→ Task statement
Take the entries below and retype them word for word, excluding the images.

══ Source records

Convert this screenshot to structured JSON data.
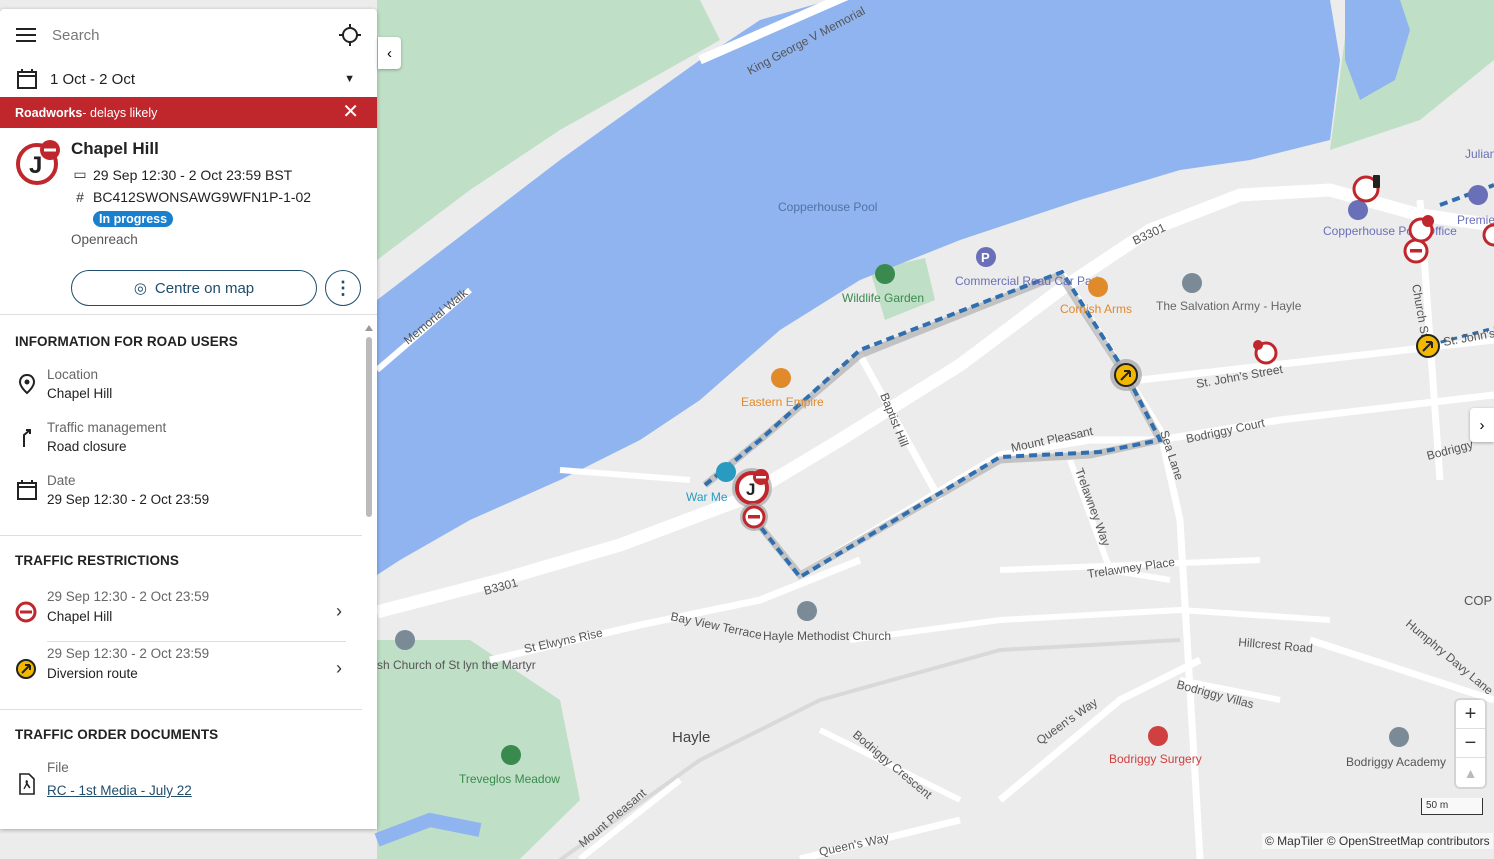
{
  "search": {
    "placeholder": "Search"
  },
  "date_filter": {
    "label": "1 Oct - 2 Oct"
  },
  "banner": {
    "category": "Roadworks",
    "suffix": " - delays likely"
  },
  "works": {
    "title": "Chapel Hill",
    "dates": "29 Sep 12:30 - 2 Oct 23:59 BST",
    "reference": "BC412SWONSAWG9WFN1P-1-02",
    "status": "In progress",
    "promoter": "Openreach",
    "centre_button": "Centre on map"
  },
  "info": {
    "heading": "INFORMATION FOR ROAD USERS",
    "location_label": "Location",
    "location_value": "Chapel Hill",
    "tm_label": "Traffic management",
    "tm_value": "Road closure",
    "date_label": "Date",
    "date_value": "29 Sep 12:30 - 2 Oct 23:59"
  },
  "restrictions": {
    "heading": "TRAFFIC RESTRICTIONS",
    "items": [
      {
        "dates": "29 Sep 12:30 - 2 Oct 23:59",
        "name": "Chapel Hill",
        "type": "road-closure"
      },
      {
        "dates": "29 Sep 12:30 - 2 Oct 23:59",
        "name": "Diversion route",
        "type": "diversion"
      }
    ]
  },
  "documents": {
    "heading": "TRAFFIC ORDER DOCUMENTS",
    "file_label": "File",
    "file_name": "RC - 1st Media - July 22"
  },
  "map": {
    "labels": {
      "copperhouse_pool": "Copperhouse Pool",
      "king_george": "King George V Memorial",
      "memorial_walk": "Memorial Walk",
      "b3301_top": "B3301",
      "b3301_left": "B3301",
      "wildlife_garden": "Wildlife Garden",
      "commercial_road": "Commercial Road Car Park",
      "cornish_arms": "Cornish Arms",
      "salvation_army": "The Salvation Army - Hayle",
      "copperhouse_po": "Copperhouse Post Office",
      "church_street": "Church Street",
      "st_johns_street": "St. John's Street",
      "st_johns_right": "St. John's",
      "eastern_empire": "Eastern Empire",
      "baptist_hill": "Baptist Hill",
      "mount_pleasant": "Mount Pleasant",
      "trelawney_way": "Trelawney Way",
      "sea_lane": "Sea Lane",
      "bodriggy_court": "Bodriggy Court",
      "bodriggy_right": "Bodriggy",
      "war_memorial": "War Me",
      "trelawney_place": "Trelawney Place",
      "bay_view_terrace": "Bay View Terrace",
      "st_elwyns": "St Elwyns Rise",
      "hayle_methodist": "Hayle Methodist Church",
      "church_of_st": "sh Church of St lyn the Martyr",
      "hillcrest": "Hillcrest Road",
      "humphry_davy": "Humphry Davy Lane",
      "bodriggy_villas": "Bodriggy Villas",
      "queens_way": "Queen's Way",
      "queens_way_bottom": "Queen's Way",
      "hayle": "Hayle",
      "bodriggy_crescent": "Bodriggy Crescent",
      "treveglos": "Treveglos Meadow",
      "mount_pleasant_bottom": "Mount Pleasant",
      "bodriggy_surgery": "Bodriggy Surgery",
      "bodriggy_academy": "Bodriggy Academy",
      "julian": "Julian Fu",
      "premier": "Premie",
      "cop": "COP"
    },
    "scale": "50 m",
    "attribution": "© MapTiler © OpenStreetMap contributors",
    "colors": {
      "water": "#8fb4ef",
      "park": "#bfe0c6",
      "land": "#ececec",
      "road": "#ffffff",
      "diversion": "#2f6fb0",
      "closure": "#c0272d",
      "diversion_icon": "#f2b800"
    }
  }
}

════

→ Task output
Convert this screenshot to structured JSON data.
{
  "search": {
    "placeholder": "Search"
  },
  "date_filter": {
    "label": "1 Oct - 2 Oct"
  },
  "banner": {
    "category": "Roadworks",
    "suffix": " - delays likely"
  },
  "works": {
    "title": "Chapel Hill",
    "dates": "29 Sep 12:30 - 2 Oct 23:59 BST",
    "reference": "BC412SWONSAWG9WFN1P-1-02",
    "status": "In progress",
    "promoter": "Openreach",
    "centre_button": "Centre on map"
  },
  "info": {
    "heading": "INFORMATION FOR ROAD USERS",
    "location_label": "Location",
    "location_value": "Chapel Hill",
    "tm_label": "Traffic management",
    "tm_value": "Road closure",
    "date_label": "Date",
    "date_value": "29 Sep 12:30 - 2 Oct 23:59"
  },
  "restrictions": {
    "heading": "TRAFFIC RESTRICTIONS",
    "items": [
      {
        "dates": "29 Sep 12:30 - 2 Oct 23:59",
        "name": "Chapel Hill",
        "type": "road-closure"
      },
      {
        "dates": "29 Sep 12:30 - 2 Oct 23:59",
        "name": "Diversion route",
        "type": "diversion"
      }
    ]
  },
  "documents": {
    "heading": "TRAFFIC ORDER DOCUMENTS",
    "file_label": "File",
    "file_name": "RC - 1st Media - July 22"
  },
  "map": {
    "labels": {
      "copperhouse_pool": "Copperhouse Pool",
      "king_george": "King George V Memorial",
      "memorial_walk": "Memorial Walk",
      "b3301_top": "B3301",
      "b3301_left": "B3301",
      "wildlife_garden": "Wildlife Garden",
      "commercial_road": "Commercial Road Car Park",
      "cornish_arms": "Cornish Arms",
      "salvation_army": "The Salvation Army - Hayle",
      "copperhouse_po": "Copperhouse Post Office",
      "church_street": "Church Street",
      "st_johns_street": "St. John's Street",
      "st_johns_right": "St. John's",
      "eastern_empire": "Eastern Empire",
      "baptist_hill": "Baptist Hill",
      "mount_pleasant": "Mount Pleasant",
      "trelawney_way": "Trelawney Way",
      "sea_lane": "Sea Lane",
      "bodriggy_court": "Bodriggy Court",
      "bodriggy_right": "Bodriggy",
      "war_memorial": "War Me",
      "trelawney_place": "Trelawney Place",
      "bay_view_terrace": "Bay View Terrace",
      "st_elwyns": "St Elwyns Rise",
      "hayle_methodist": "Hayle Methodist Church",
      "church_of_st": "sh Church of St lyn the Martyr",
      "hillcrest": "Hillcrest Road",
      "humphry_davy": "Humphry Davy Lane",
      "bodriggy_villas": "Bodriggy Villas",
      "queens_way": "Queen's Way",
      "queens_way_bottom": "Queen's Way",
      "hayle": "Hayle",
      "bodriggy_crescent": "Bodriggy Crescent",
      "treveglos": "Treveglos Meadow",
      "mount_pleasant_bottom": "Mount Pleasant",
      "bodriggy_surgery": "Bodriggy Surgery",
      "bodriggy_academy": "Bodriggy Academy",
      "julian": "Julian Fu",
      "premier": "Premie",
      "cop": "COP"
    },
    "scale": "50 m",
    "attribution": "© MapTiler © OpenStreetMap contributors",
    "colors": {
      "water": "#8fb4ef",
      "park": "#bfe0c6",
      "land": "#ececec",
      "road": "#ffffff",
      "diversion": "#2f6fb0",
      "closure": "#c0272d",
      "diversion_icon": "#f2b800"
    }
  }
}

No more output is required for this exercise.